Director, Producer and Writer

North-American director, producer and writer Charles Burnett was born in 1944 in Mississippi. His sensitivity to the African-American condition is associated with his experience in the Watts neighborhood, Los Angeles, where he lived from 1947. In Watts, he would witness multiple state injustices, as well as the violent police repression of a racially segregated and deprived population of equal opportunities for education and work.

After studying writing and languages, Burnett completed a master in Theatre and Film at UCLA’s Film School. He would become one of the producers associated with the movement L.A. Rebellion, also known as Los Angeles School of Black Filmmakers: a generation of filmmakers from the 60s to the 80s of UCLA, creators of a revolutionary Black Cinema diverging from Hollywood conventional representations and stereotypical scripts, and attentive to the real african-american lived experiences and culture.

Burnett’s first feature film Killer of Sheep was submitted as his final master project in 1977. The film premiered at the Whitney Museum in 1978 and integrated the National Film Registry by the north-american Library of Congress in 1990. It was described as "merely presenting life — sometimes hauntingly bleak, sometimes filled with transcendent joy and gentle humor” was then acclaimed internationally. Applauded by critics as one of the best independent productions, Killer of Sheep was awarded the Critic’s Award at the Berlin International Film Festival and praised at the Toronto International Film Festival, Sundance Festival and New York Film Critics Circle.

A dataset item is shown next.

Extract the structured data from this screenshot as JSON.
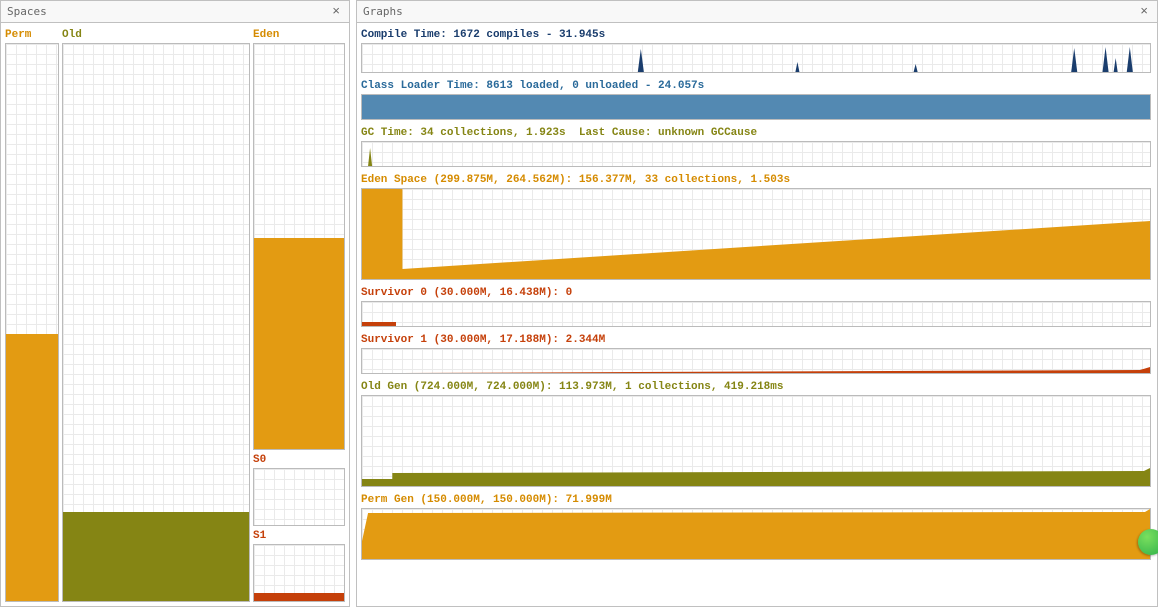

The humanitarian and attentive character of this filmmaker shines through the tragicomedy My Brother’s Wedding (1983, reedited in 2007); and the cultural and historical importance of To Sleep With Anger (1990) has been pointed out by the Library of Congress. Burnett has received reputable grants by the Gulbenkian Foundation, the Rockefeller Foundation and J.P. Getty Foundation. He would carry on focusing on corruption and racism within the police (The Glass Shield, 1994), liberation movements (Namibia: The Struggle for Liberation, 2007) and expand his practice in television with NightJohn (1996), Selma, Lord, Selma (1999) and Warming By the Devil’s Fire (an episode in Scorsese’s series The Blues, 2003), amongst other projects.

Many of his UCLA’s colleagues would remain life-long friends and collaborators: Burnett was the cinematographer in Bush Mama (Haile germ,1979), filmed and edited Illusions (Julie Dash, 1982) and was the screenwriter and cinematographer of Bless Their Little Hearts (Billy Woodberry, 1984).